Clean Production Using Supercritical Processing: An Example Of Dyeing Tencel® And Nylon66 Fabrics With Recycling Hydrophobic Reactive Dyes
Free (open access)
463 - 472
S. K. Liao, W. L. Lin, Y . H. Chang & S. M. Lin
In current industrial textile dyeing processes, large amounts of wastewater are produced. This is an environmental burden and, due to the ever more stringent regulations on water pollution, also an economical problem. Only industrial waste minimization can give consideration to environment-friendly concerns. Now we have the notion of Reduce, Reuse and Recycle for environmental protection and economic development. The use of supercritical fluid processes such as the dyeing method solves this problem: the residual dye remaining in the dye bath after the process can easily be separated and can be recycled. The supercritical dyeing method has several benefits, such as being nonflammable, nontoxic, easy to use, economic and with favorable waste treatment processes. In order to achieve Green Production, this paper explores the feasibility of using Cationic surfactant KC-3A (Quaternary ammonium salt), recycling C.I. Reactive Blue 4 (DCT type) and C.I. Reactive Blue 19 (VS type) dyes to the original dyeing process and further dyeing Tencel® and Nylon66 fabrics with supercritical fluid. The recycled dye’s structure is determined by spectroscopy. This paper also discusses both recycling dyes, dyeing Tencel® and Nylon66 fabrics in exhaustive dyeing processes. The experimental results showed that Tencel® fabrics after pre-treatment were dyed by the supercritical dyeing method with good fastness properties and acceptable color depth, and dyeing Nylon66 fabrics with recycling dyes is satisfactory using the supercritical dyeing method.

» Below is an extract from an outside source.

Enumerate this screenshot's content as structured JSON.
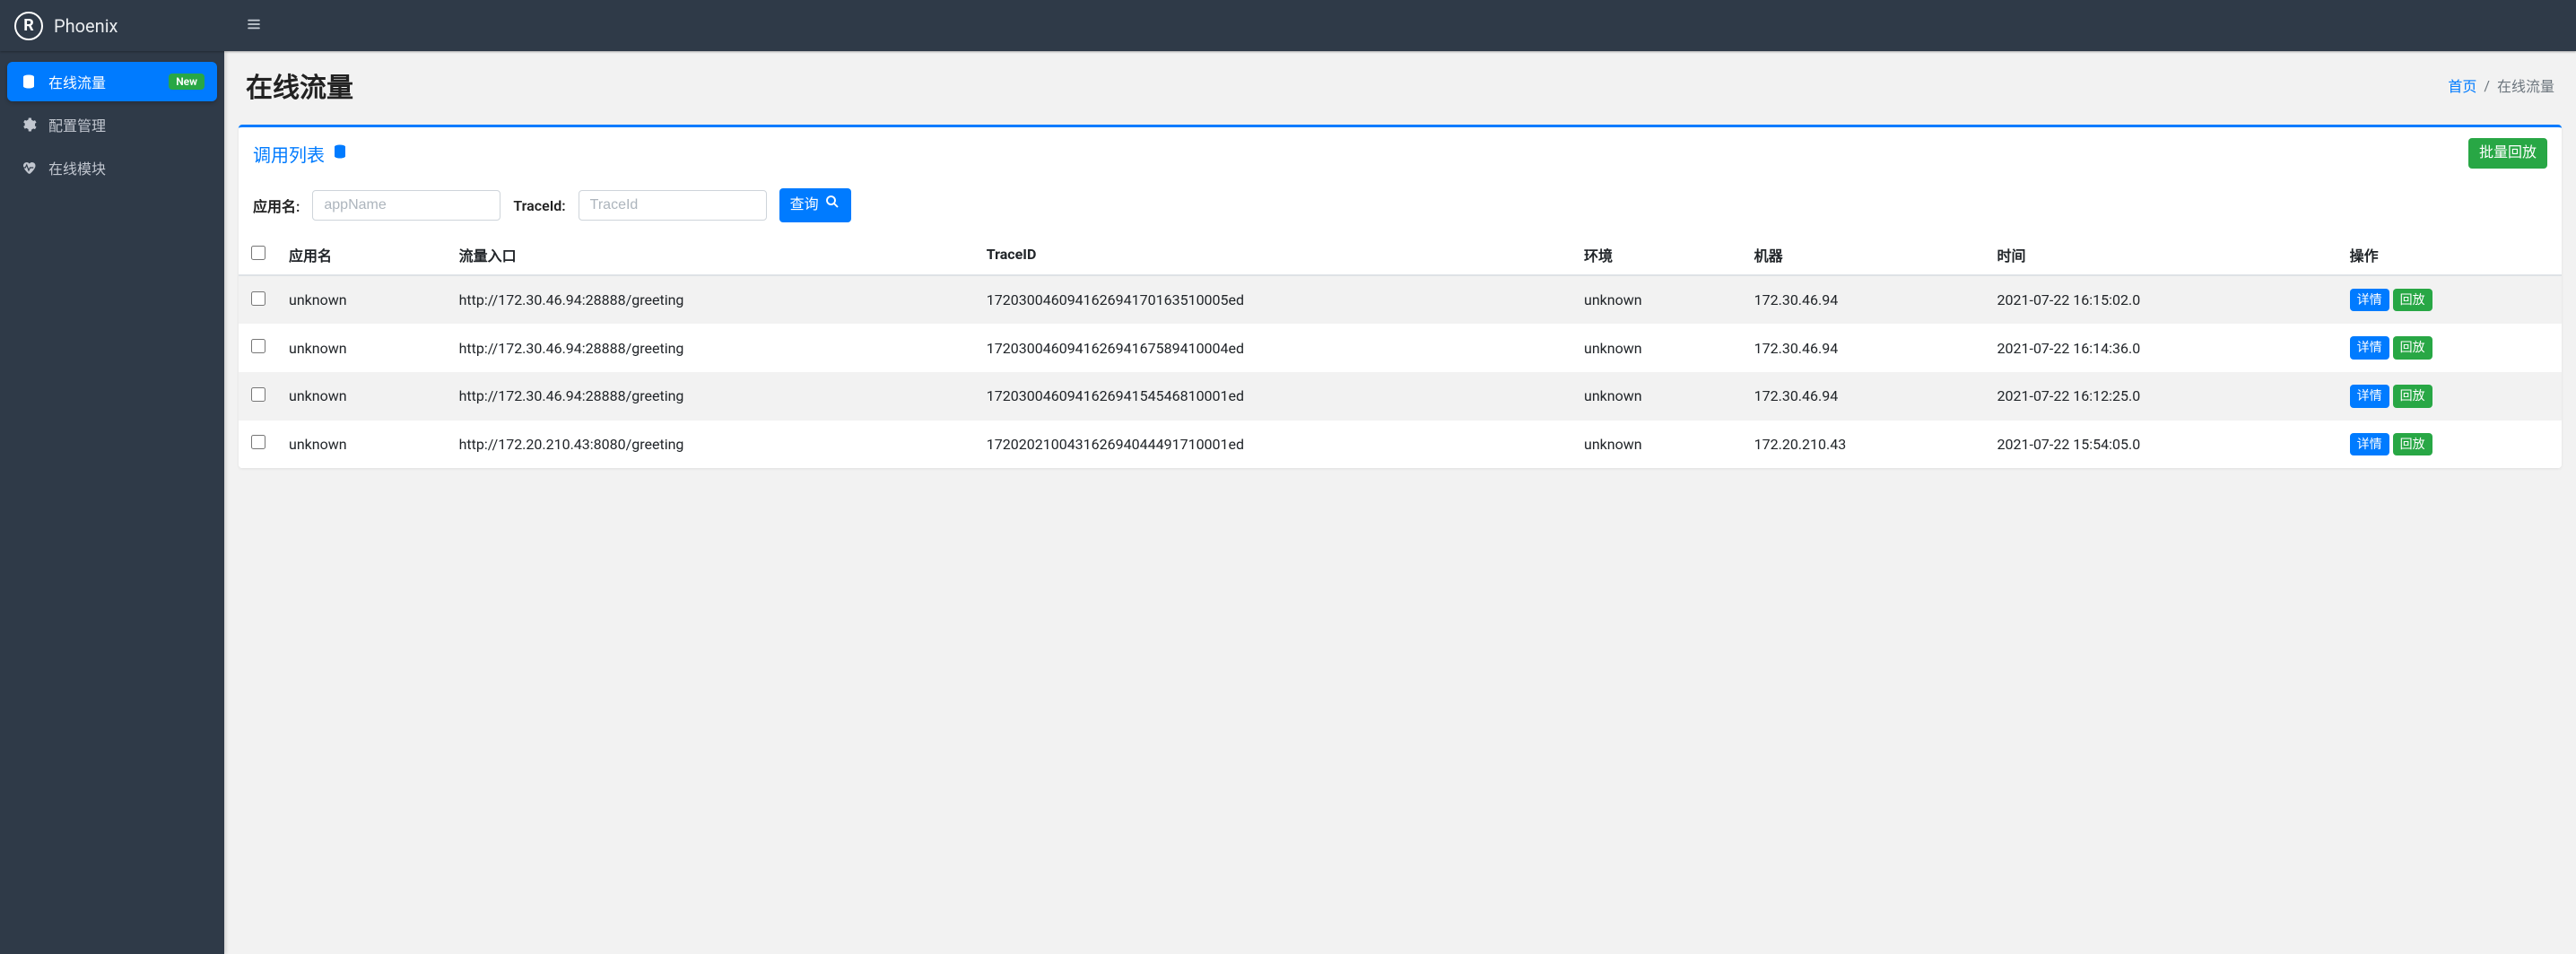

recycling, supercritical fluid, reactive dyes, cationic surfactant, hydrophobic